Tires are still the big winner in Texas, but new tariffs on apparel could hurt the industry
Tires and other apparel are still growing in Texas.
They account for a quarter of the state’s annual retail sales.
But that growth is slowing, and a proposed tariff could hurt a business that’s already losing market share to imports.
The tariffs could push manufacturers out of Texas and hurt the state economy, according to a study by the Austin-based consulting firm McKinsey & Co. It could also hurt the Texas economy because it could make it harder for consumers to buy new apparel.
Tires have been the biggest beneficiary of the tariffs, accounting for more than $200 billion in new spending last year, according the report.

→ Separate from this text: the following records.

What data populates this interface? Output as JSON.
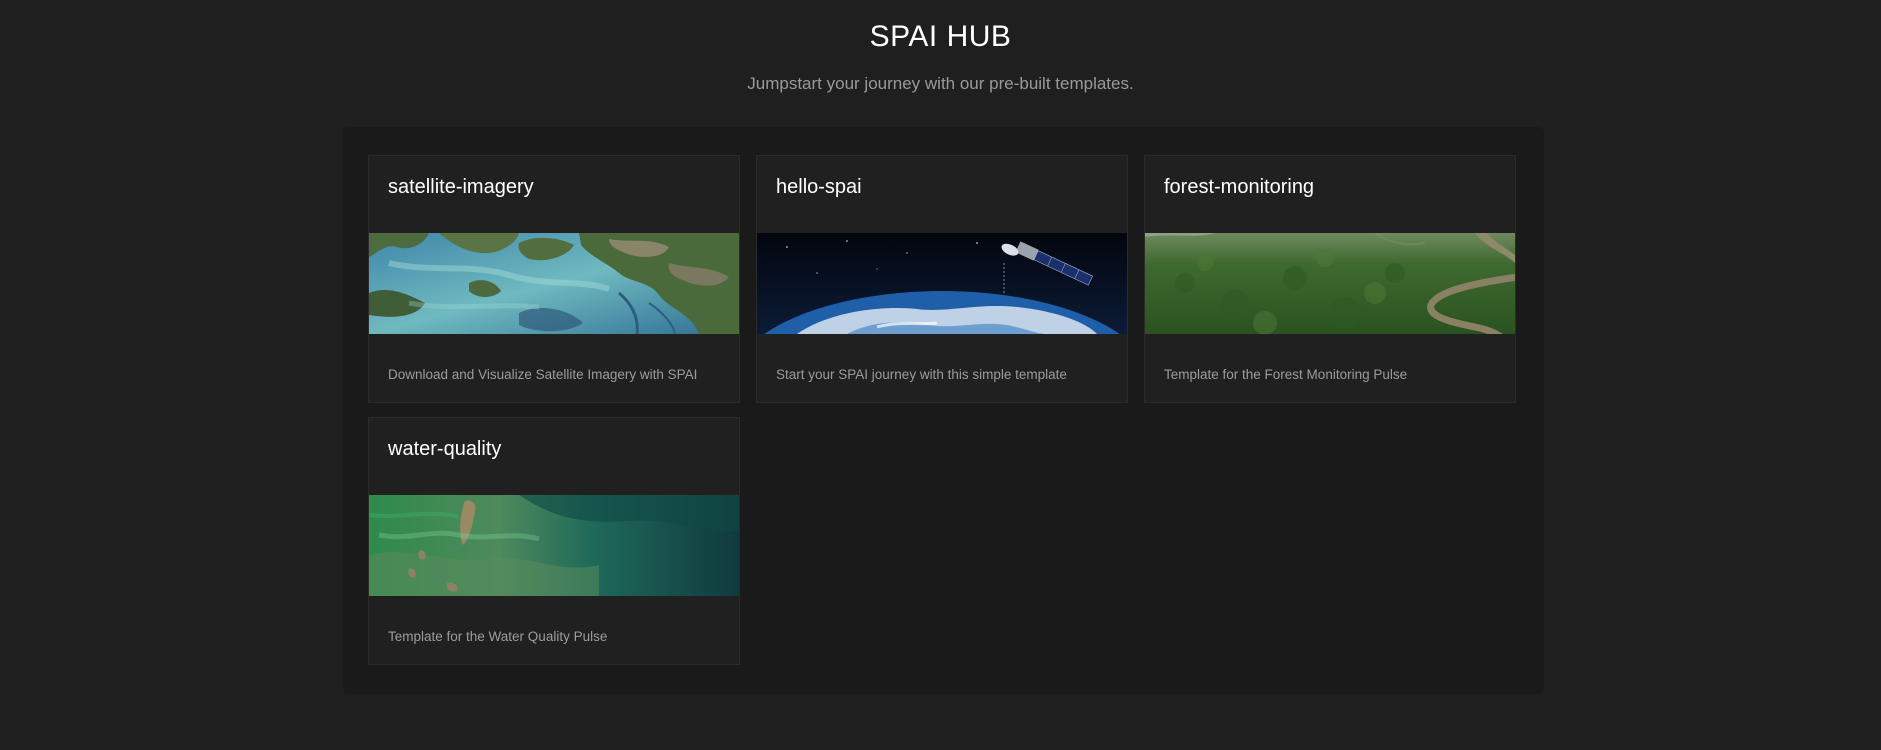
{
  "header": {
    "title": "SPAI HUB",
    "subtitle": "Jumpstart your journey with our pre-built templates."
  },
  "templates": [
    {
      "title": "satellite-imagery",
      "description": "Download and Visualize Satellite Imagery with SPAI",
      "image": "satellite-coastline-image"
    },
    {
      "title": "hello-spai",
      "description": "Start your SPAI journey with this simple template",
      "image": "earth-and-satellite-image"
    },
    {
      "title": "forest-monitoring",
      "description": "Template for the Forest Monitoring Pulse",
      "image": "forest-river-aerial-image"
    },
    {
      "title": "water-quality",
      "description": "Template for the Water Quality Pulse",
      "image": "algae-water-satellite-image"
    }
  ],
  "colors": {
    "background": "#1f1f1f",
    "panel": "#1a1a1b",
    "card": "#202020",
    "title": "#ffffff",
    "muted_text": "#9a9a9a"
  }
}
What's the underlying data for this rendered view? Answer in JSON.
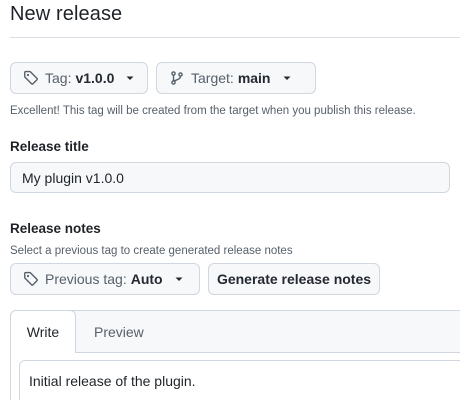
{
  "header": {
    "title": "New release"
  },
  "tag": {
    "label": "Tag:",
    "value": "v1.0.0"
  },
  "target": {
    "label": "Target:",
    "value": "main"
  },
  "tag_hint": "Excellent! This tag will be created from the target when you publish this release.",
  "release_title": {
    "label": "Release title",
    "value": "My plugin v1.0.0"
  },
  "release_notes": {
    "label": "Release notes",
    "hint": "Select a previous tag to create generated release notes",
    "previous_tag_label": "Previous tag:",
    "previous_tag_value": "Auto",
    "generate_label": "Generate release notes"
  },
  "editor": {
    "tabs": [
      {
        "label": "Write",
        "active": true
      },
      {
        "label": "Preview",
        "active": false
      }
    ],
    "content": "Initial release of the plugin."
  },
  "icons": {
    "tag": "tag-icon",
    "branch": "git-branch-icon",
    "caret": "caret-down-icon"
  }
}
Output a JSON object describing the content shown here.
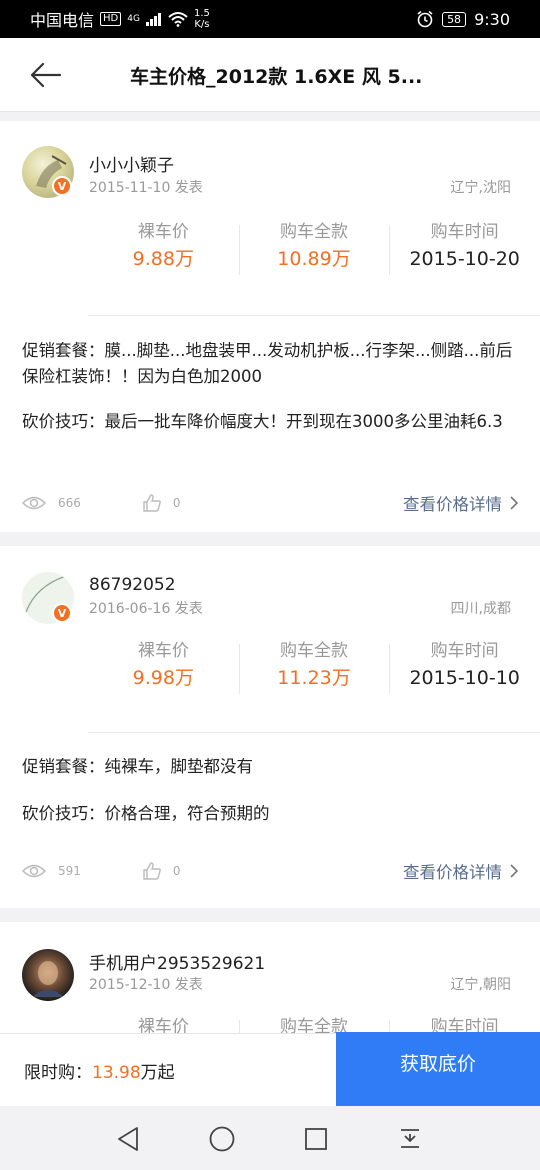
{
  "status_bar": {
    "carrier": "中国电信",
    "hd": "HD",
    "net": "4G",
    "speed_value": "1.5",
    "speed_unit": "K/s",
    "battery": "58",
    "time": "9:30"
  },
  "header": {
    "title": "车主价格_2012款 1.6XE 风 5..."
  },
  "posts": [
    {
      "username": "小小小颖子",
      "date": "2015-11-10 发表",
      "location": "辽宁,沈阳",
      "stats": [
        {
          "label": "裸车价",
          "value": "9.88万"
        },
        {
          "label": "购车全款",
          "value": "10.89万"
        },
        {
          "label": "购车时间",
          "value": "2015-10-20"
        }
      ],
      "promo": "促销套餐：膜...脚垫...地盘装甲...发动机护板...行李架...侧踏...前后保险杠装饰！！因为白色加2000",
      "tip": "砍价技巧：最后一批车降价幅度大！开到现在3000多公里油耗6.3",
      "views": "666",
      "likes": "0",
      "detail_link": "查看价格详情"
    },
    {
      "username": "86792052",
      "date": "2016-06-16 发表",
      "location": "四川,成都",
      "stats": [
        {
          "label": "裸车价",
          "value": "9.98万"
        },
        {
          "label": "购车全款",
          "value": "11.23万"
        },
        {
          "label": "购车时间",
          "value": "2015-10-10"
        }
      ],
      "promo": "促销套餐：纯裸车，脚垫都没有",
      "tip": "砍价技巧：价格合理，符合预期的",
      "views": "591",
      "likes": "0",
      "detail_link": "查看价格详情"
    },
    {
      "username": "手机用户2953529621",
      "date": "2015-12-10 发表",
      "location": "辽宁,朝阳",
      "stats": [
        {
          "label": "裸车价"
        },
        {
          "label": "购车全款"
        },
        {
          "label": "购车时间"
        }
      ]
    }
  ],
  "bottom_bar": {
    "limit_prefix": "限时购：",
    "limit_price": "13.98",
    "limit_suffix": "万起",
    "cta": "获取底价"
  },
  "colors": {
    "accent": "#f36f21",
    "cta": "#2f7cf6",
    "link": "#5b6e8f"
  }
}
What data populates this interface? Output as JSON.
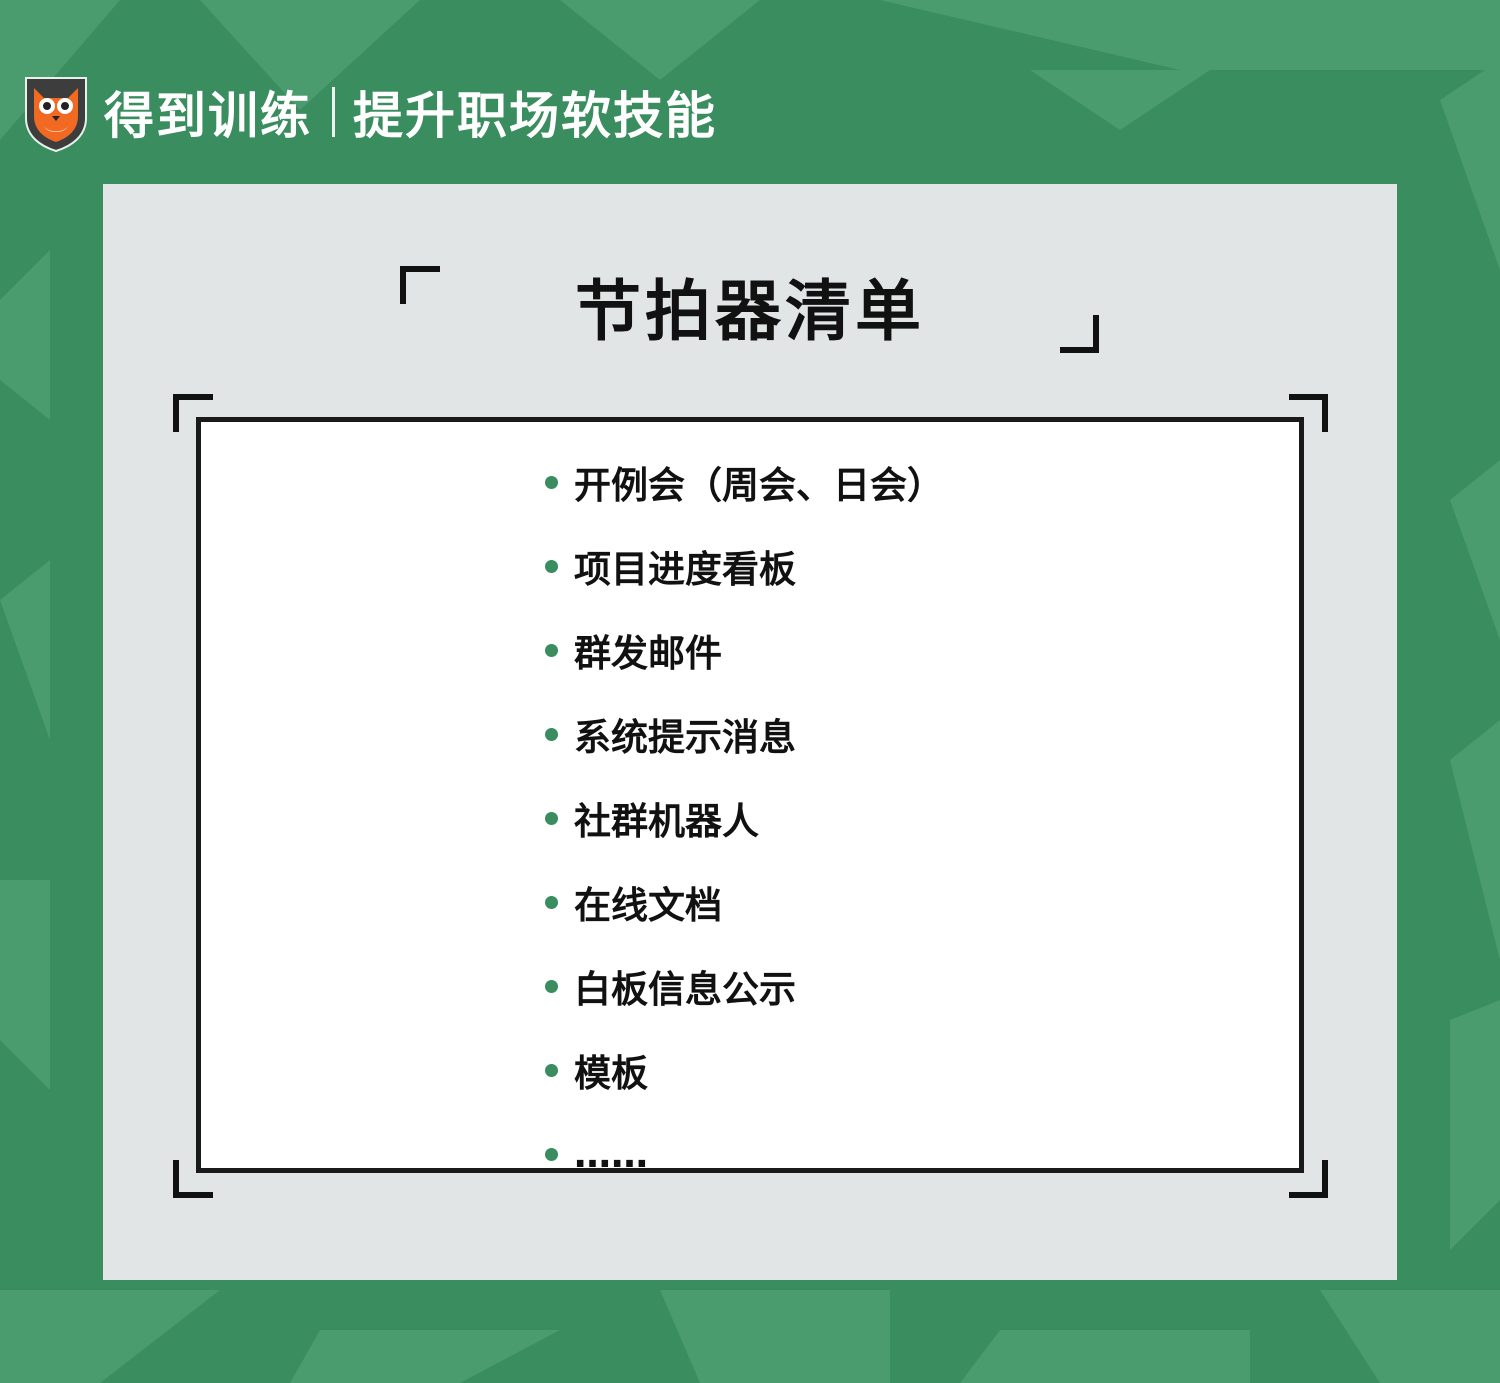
{
  "brand": {
    "name": "得到训练",
    "tagline": "提升职场软技能"
  },
  "title": "节拍器清单",
  "items": [
    "开例会（周会、日会）",
    "项目进度看板",
    "群发邮件",
    "系统提示消息",
    "社群机器人",
    "在线文档",
    "白板信息公示",
    "模板",
    "……"
  ],
  "colors": {
    "background": "#3a8d5e",
    "panel": "#e1e5e6",
    "card": "#ffffff",
    "accent": "#3a8d5e",
    "logo_orange": "#f26a22"
  }
}
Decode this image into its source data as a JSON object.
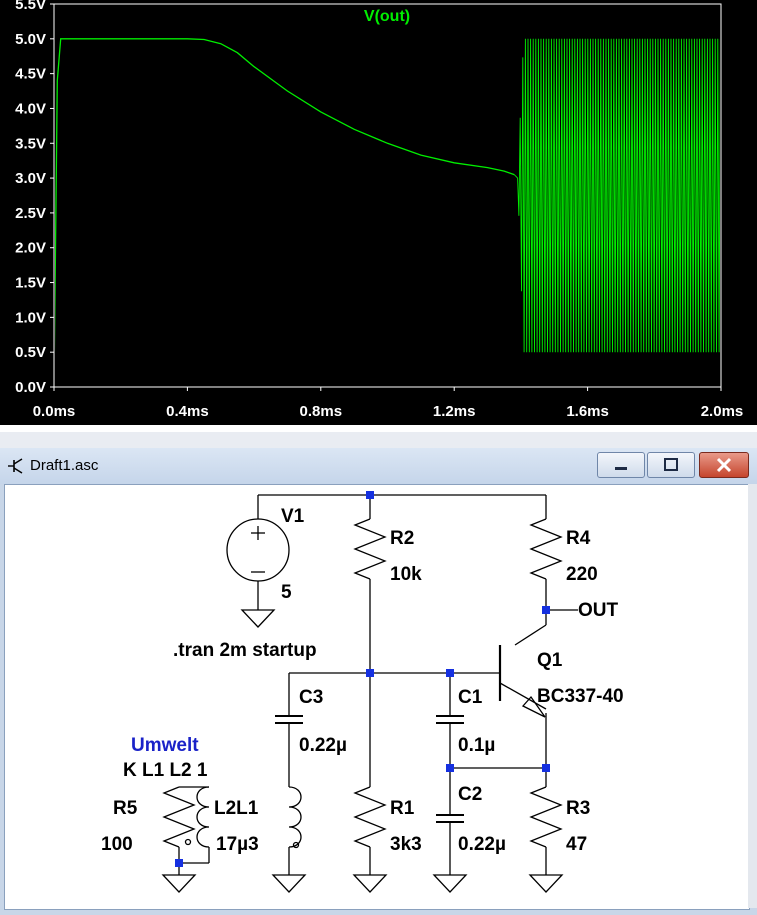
{
  "chart_data": {
    "type": "line",
    "title": "V(out)",
    "xlabel": "",
    "ylabel": "",
    "xlim": [
      0.0,
      2.0
    ],
    "ylim": [
      0.0,
      5.5
    ],
    "x_ticks": [
      "0.0ms",
      "0.4ms",
      "0.8ms",
      "1.2ms",
      "1.6ms",
      "2.0ms"
    ],
    "y_ticks": [
      "0.0V",
      "0.5V",
      "1.0V",
      "1.5V",
      "2.0V",
      "2.5V",
      "3.0V",
      "3.5V",
      "4.0V",
      "4.5V",
      "5.0V",
      "5.5V"
    ],
    "grid": false,
    "series": [
      {
        "name": "V(out)",
        "color": "#00ee00",
        "x": [
          0.0,
          0.01,
          0.02,
          0.05,
          0.1,
          0.2,
          0.3,
          0.4,
          0.45,
          0.5,
          0.55,
          0.6,
          0.7,
          0.8,
          0.9,
          1.0,
          1.1,
          1.2,
          1.3,
          1.35,
          1.38
        ],
        "y": [
          0.0,
          4.4,
          5.0,
          5.0,
          5.0,
          5.0,
          5.0,
          5.0,
          4.99,
          4.93,
          4.8,
          4.6,
          4.25,
          3.95,
          3.7,
          3.5,
          3.33,
          3.22,
          3.15,
          3.1,
          3.05
        ]
      }
    ],
    "oscillation": {
      "x_start": 1.39,
      "x_end": 2.0,
      "min": 0.5,
      "max": 5.0
    }
  },
  "window": {
    "title": "Draft1.asc",
    "buttons": {
      "minimize": "minimize-button",
      "maximize": "maximize-button",
      "close": "close-button"
    }
  },
  "schematic": {
    "v1_name": "V1",
    "v1_value": "5",
    "r2_name": "R2",
    "r2_value": "10k",
    "r4_name": "R4",
    "r4_value": "220",
    "out_label": "OUT",
    "directive": ".tran 2m startup",
    "q1_name": "Q1",
    "q1_value": "BC337-40",
    "c3_name": "C3",
    "c3_value": "0.22µ",
    "c1_name": "C1",
    "c1_value": "0.1µ",
    "c2_name": "C2",
    "c2_value": "0.22µ",
    "umwelt_label": "Umwelt",
    "coupling": "K L1 L2 1",
    "r5_name": "R5",
    "r5_value": "100",
    "l2l1_name": "L2L1",
    "l_value": "17µ3",
    "r1_name": "R1",
    "r1_value": "3k3",
    "r3_name": "R3",
    "r3_value": "47"
  }
}
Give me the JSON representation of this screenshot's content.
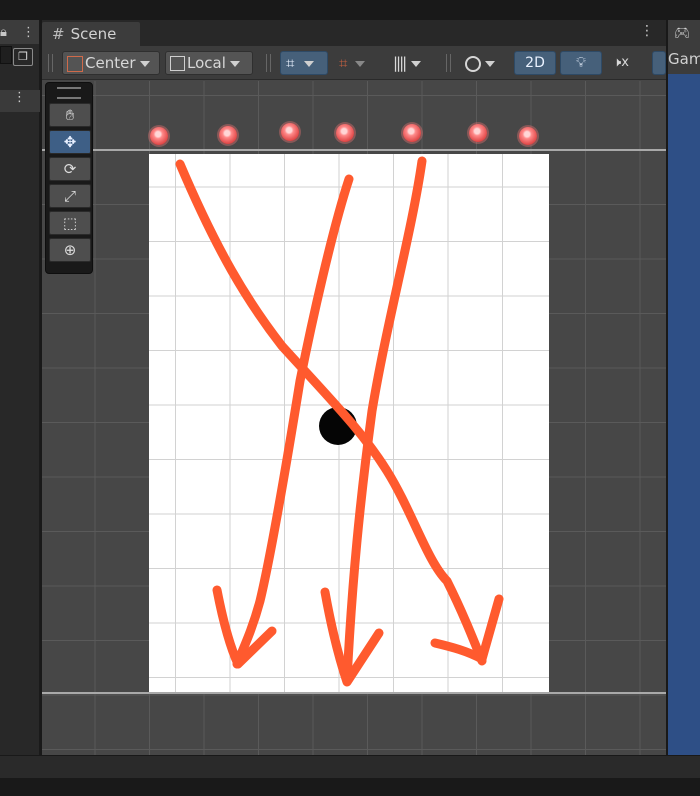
{
  "scene_window": {
    "tab_label": "Scene",
    "tab_icon": "hash-icon",
    "toolbar": {
      "pivot_label": "Center",
      "space_label": "Local",
      "mode_2d_label": "2D",
      "icons": [
        "grid-snap-icon",
        "increment-snap-icon",
        "gizmos-icon",
        "draw-mode-icon",
        "lighting-icon",
        "audio-mute-icon"
      ]
    },
    "tools": [
      "hand-tool",
      "move-tool",
      "rotate-tool",
      "scale-tool",
      "rect-tool",
      "transform-tool"
    ],
    "selected_tool": "move-tool"
  },
  "game_window": {
    "tab_label": "Gam"
  },
  "colors": {
    "annotation_arrows": "#ff5a2e",
    "markers": "#e04848",
    "selected_tool": "#3e5f86",
    "game_background": "#2e4f86"
  }
}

Manufacturers say the tariffs would hurt their business, and they have already threatened to leave the state if the tariffs are enacted.
But with the election coming up next year, some lawmakers are taking a wait-and-see approach.
“This is a new dynamic for Texas,” said state Rep. Jason Villalba, a Republican who represents parts of Dallas and Houston.
“The question is, are we going to allow this to happen?
I don’t think we should be trying to make it easier for our competitors to go out of business.”
Texas is already one of the most expensive states for apparel manufacturers.
That has increased as the country has slowed its manufacturing recovery, and many are also struggling to adapt to new technologies.
The price of a pair of Nike shoes has more than tripled in the past year, and the cost of a new pair of shoes has increased by more than half in the last three years.
The prices of consumer goods have also risen, driven by inflation.
Texas, like most states, has an income tax and sales tax, and those taxes have been among the top tax breaks for manufacturers.
The tax credits are available for almost all manufacturers, but the tariffs could be one of a series of tax breaks designed to help the industry.
If the tariffs do go into effect, the industry would lose about $4 billion a year in tax revenue, according McKinsey.
Manufactures could also lose about half their business by not receiving the tax credits, the consulting firm said.
The Texas legislature last year approved a $1.2 billion package of new tariffs designed to boost exports.
The state is also considering other new tariffs that could be more damaging.
The House of Representatives approved a bill that would cut off state aid to companies that import cheap Chinese clothes.
But the bill also would cut federal aid to the textile industry by $200 million.
A bill that the Senate is considering also could cut off the aid to textile manufacturers.
Both measures are aimed at helping manufacturers expand in Texas and make more money, and some lawmakers want to give them more power.
The Legislature has been debating the tariffs since November.
The proposals would affect more than a dozen industries, including textile, apparel, auto parts, construction and food.
But lawmakers are working with a coalition of companies, unions and labor groups to reach a compromise on the tariffs.
The bill passed the House but failed in the Senate.
Texas’s textile and apparel industries are among the most competitive in the country, and it’s not clear how the tariffs will affect them.
The U.S. Department of Commerce, which has long favored tariffs on imports, said it supports tariffs on imported clothing and footwear, but that tariffs are only an effective way to protect U.s. producers and consumers.
“Treaties should not be a vehicle for government to impose arbitrary tariffs on domestic industries and businesses,” said U.C. Davis professor of economics Michael W. Woodson.
“We cannot afford to be the ones who have to live with this.”
McKinsey said that the tariffs “will have a significant impact on textile and clothing manufacturers in Texas.”
The tariffs would not apply to imports of footwear or apparel that were made by companies that aren’t part of the Texas textile industry, such as manufacturers of furniture and home goods, the company said.
It would also apply to garments that are made by other companies that are part of Texas’ apparel industry.
McKinsey’s study was based on data from the Bureau of Labor Statistics.